**WORKING DATA**
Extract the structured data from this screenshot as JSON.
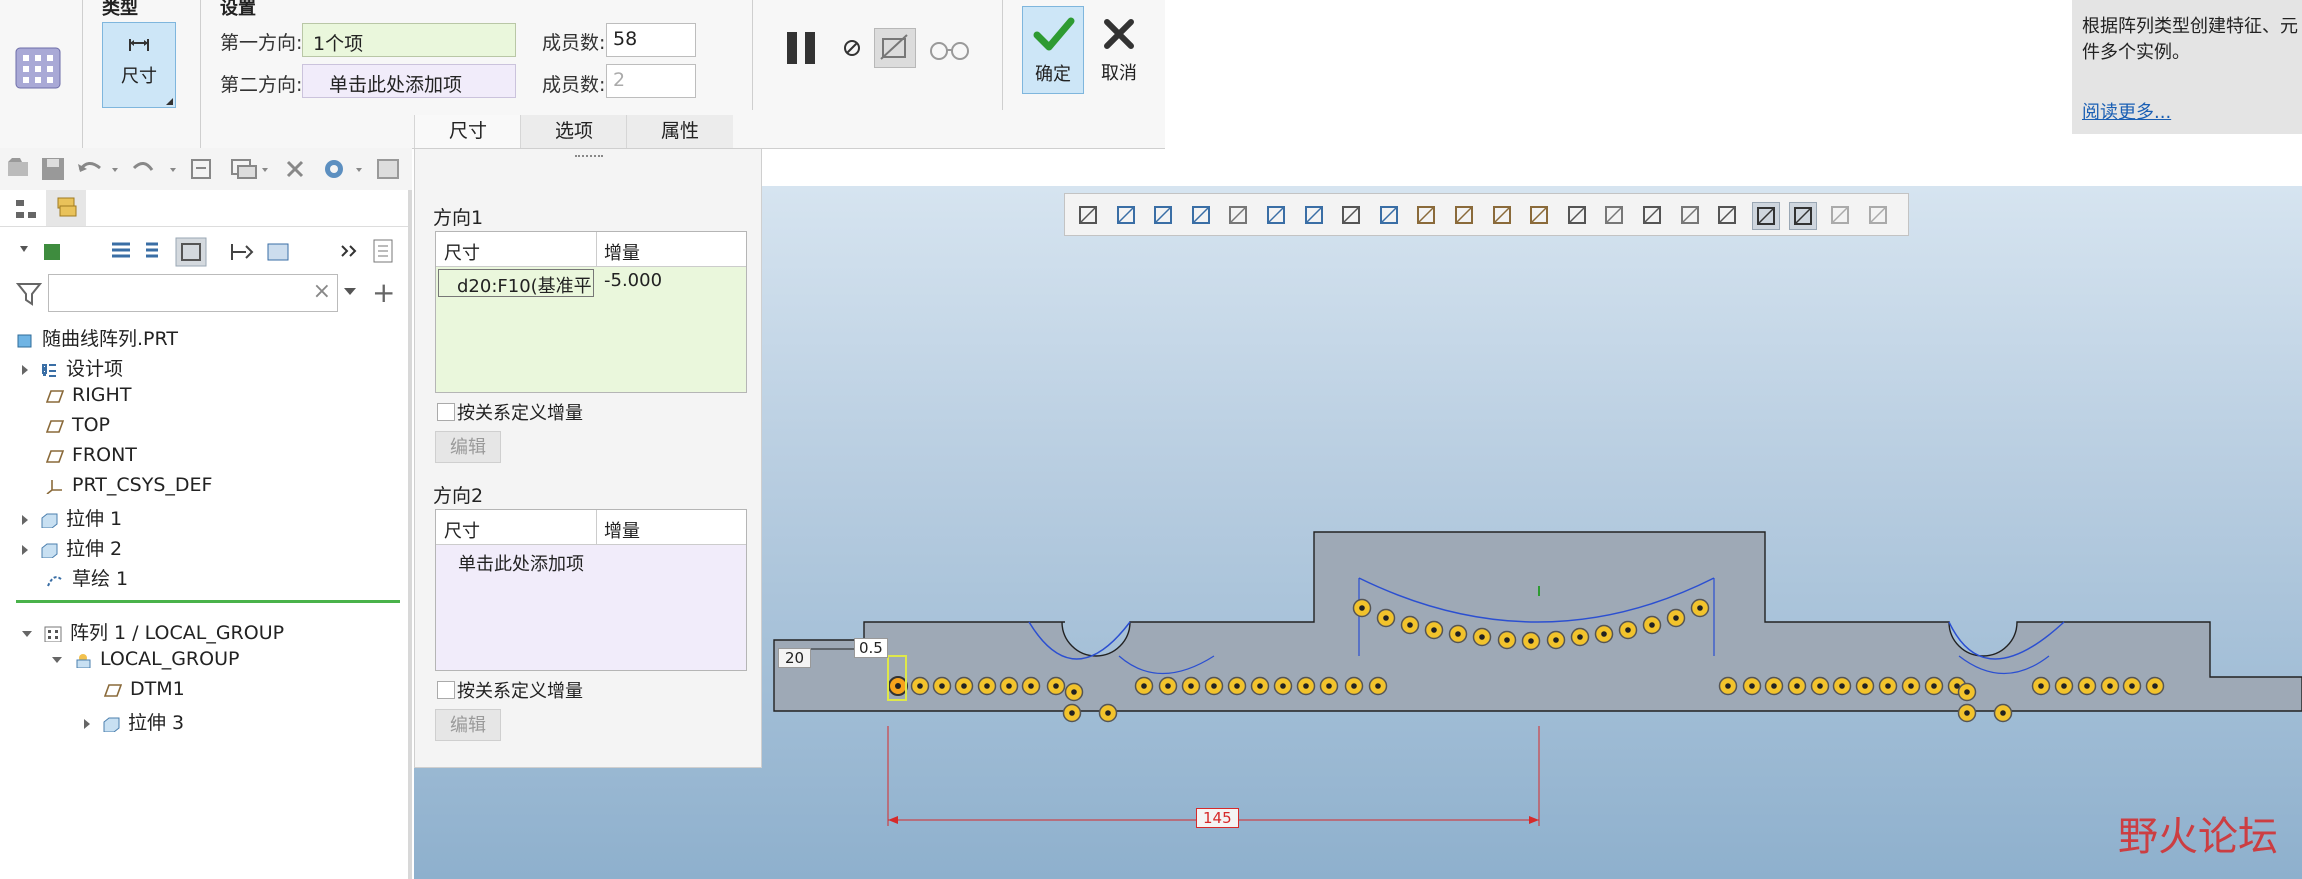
{
  "ribbon": {
    "type_group": {
      "title": "类型",
      "type_button": "尺寸"
    },
    "settings_group": {
      "title": "设置",
      "dir1_label": "第一方向:",
      "dir1_value": "1个项",
      "dir2_label": "第二方向:",
      "dir2_value": "单击此处添加项",
      "members1_label": "成员数:",
      "members1_value": "58",
      "members2_label": "成员数:",
      "members2_value": "2"
    },
    "ok_label": "确定",
    "cancel_label": "取消",
    "tabs": [
      "尺寸",
      "选项",
      "属性"
    ]
  },
  "help": {
    "text": "根据阵列类型创建特征、元件多个实例。",
    "link": "阅读更多..."
  },
  "dialog": {
    "dir1_title": "方向1",
    "col_dim": "尺寸",
    "col_inc": "增量",
    "row_dim": "d20:F10(基准平",
    "row_inc": "-5.000",
    "relation_check": "按关系定义增量",
    "edit_button": "编辑",
    "dir2_title": "方向2",
    "dir2_col_dim": "尺寸",
    "dir2_col_inc": "增量",
    "dir2_placeholder": "单击此处添加项",
    "relation_check2": "按关系定义增量",
    "edit_button2": "编辑"
  },
  "tree": {
    "root": "随曲线阵列.PRT",
    "items": [
      "设计项",
      "RIGHT",
      "TOP",
      "FRONT",
      "PRT_CSYS_DEF",
      "拉伸 1",
      "拉伸 2",
      "草绘 1"
    ],
    "pattern": "阵列 1 / LOCAL_GROUP",
    "group": "LOCAL_GROUP",
    "group_items": [
      "DTM1",
      "拉伸 3"
    ]
  },
  "canvas": {
    "dim_20": "20",
    "dim_05": "0.5",
    "dim_145": "145"
  },
  "watermark": "野火论坛",
  "colors": {
    "accent_green": "#2e9b32",
    "field_green": "#eaf7dc",
    "field_purple": "#f1ecfa",
    "link_blue": "#1a5fb4",
    "dim_red": "#d62a2a"
  }
}
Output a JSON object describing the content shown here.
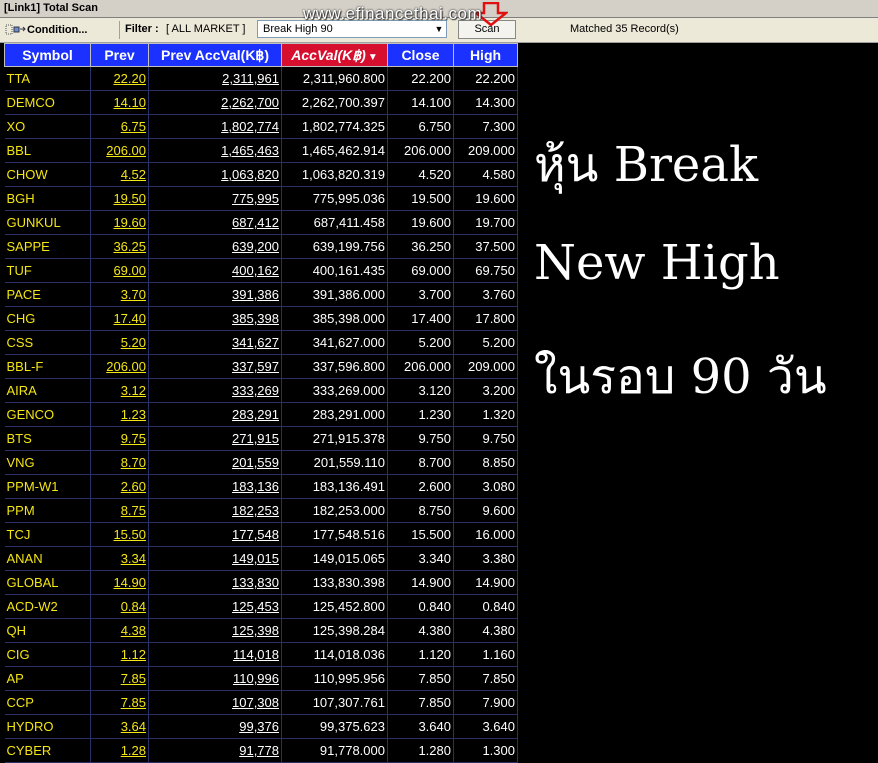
{
  "window_title": "[Link1] Total Scan",
  "watermark": "www.efinancethai.com",
  "toolbar": {
    "condition_label": "Condition...",
    "filter_label": "Filter :",
    "market": "[ ALL MARKET ]",
    "scan_type": "Break High 90",
    "scan_label": "Scan",
    "matched": "Matched 35 Record(s)"
  },
  "columns": [
    "Symbol",
    "Prev",
    "Prev AccVal(K฿)",
    "AccVal(K฿)",
    "Close",
    "High"
  ],
  "rows": [
    [
      "TTA",
      "22.20",
      "2,311,961",
      "2,311,960.800",
      "22.200",
      "22.200"
    ],
    [
      "DEMCO",
      "14.10",
      "2,262,700",
      "2,262,700.397",
      "14.100",
      "14.300"
    ],
    [
      "XO",
      "6.75",
      "1,802,774",
      "1,802,774.325",
      "6.750",
      "7.300"
    ],
    [
      "BBL",
      "206.00",
      "1,465,463",
      "1,465,462.914",
      "206.000",
      "209.000"
    ],
    [
      "CHOW",
      "4.52",
      "1,063,820",
      "1,063,820.319",
      "4.520",
      "4.580"
    ],
    [
      "BGH",
      "19.50",
      "775,995",
      "775,995.036",
      "19.500",
      "19.600"
    ],
    [
      "GUNKUL",
      "19.60",
      "687,412",
      "687,411.458",
      "19.600",
      "19.700"
    ],
    [
      "SAPPE",
      "36.25",
      "639,200",
      "639,199.756",
      "36.250",
      "37.500"
    ],
    [
      "TUF",
      "69.00",
      "400,162",
      "400,161.435",
      "69.000",
      "69.750"
    ],
    [
      "PACE",
      "3.70",
      "391,386",
      "391,386.000",
      "3.700",
      "3.760"
    ],
    [
      "CHG",
      "17.40",
      "385,398",
      "385,398.000",
      "17.400",
      "17.800"
    ],
    [
      "CSS",
      "5.20",
      "341,627",
      "341,627.000",
      "5.200",
      "5.200"
    ],
    [
      "BBL-F",
      "206.00",
      "337,597",
      "337,596.800",
      "206.000",
      "209.000"
    ],
    [
      "AIRA",
      "3.12",
      "333,269",
      "333,269.000",
      "3.120",
      "3.200"
    ],
    [
      "GENCO",
      "1.23",
      "283,291",
      "283,291.000",
      "1.230",
      "1.320"
    ],
    [
      "BTS",
      "9.75",
      "271,915",
      "271,915.378",
      "9.750",
      "9.750"
    ],
    [
      "VNG",
      "8.70",
      "201,559",
      "201,559.110",
      "8.700",
      "8.850"
    ],
    [
      "PPM-W1",
      "2.60",
      "183,136",
      "183,136.491",
      "2.600",
      "3.080"
    ],
    [
      "PPM",
      "8.75",
      "182,253",
      "182,253.000",
      "8.750",
      "9.600"
    ],
    [
      "TCJ",
      "15.50",
      "177,548",
      "177,548.516",
      "15.500",
      "16.000"
    ],
    [
      "ANAN",
      "3.34",
      "149,015",
      "149,015.065",
      "3.340",
      "3.380"
    ],
    [
      "GLOBAL",
      "14.90",
      "133,830",
      "133,830.398",
      "14.900",
      "14.900"
    ],
    [
      "ACD-W2",
      "0.84",
      "125,453",
      "125,452.800",
      "0.840",
      "0.840"
    ],
    [
      "QH",
      "4.38",
      "125,398",
      "125,398.284",
      "4.380",
      "4.380"
    ],
    [
      "CIG",
      "1.12",
      "114,018",
      "114,018.036",
      "1.120",
      "1.160"
    ],
    [
      "AP",
      "7.85",
      "110,996",
      "110,995.956",
      "7.850",
      "7.850"
    ],
    [
      "CCP",
      "7.85",
      "107,308",
      "107,307.761",
      "7.850",
      "7.900"
    ],
    [
      "HYDRO",
      "3.64",
      "99,376",
      "99,375.623",
      "3.640",
      "3.640"
    ],
    [
      "CYBER",
      "1.28",
      "91,778",
      "91,778.000",
      "1.280",
      "1.300"
    ]
  ],
  "overlay_text": {
    "line1": "หุ้น Break",
    "line2": "New High",
    "line3": "ในรอบ 90 วัน"
  },
  "colors": {
    "header_blue": "#1b31ff",
    "header_active_red": "#d70f2f",
    "symbol_yellow": "#f4e514",
    "background": "#000000"
  }
}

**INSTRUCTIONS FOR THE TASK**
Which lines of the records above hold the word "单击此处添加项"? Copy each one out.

**TASK ANSWER**
      "dir2_value": "单击此处添加项",
    "dir2_placeholder": "单击此处添加项",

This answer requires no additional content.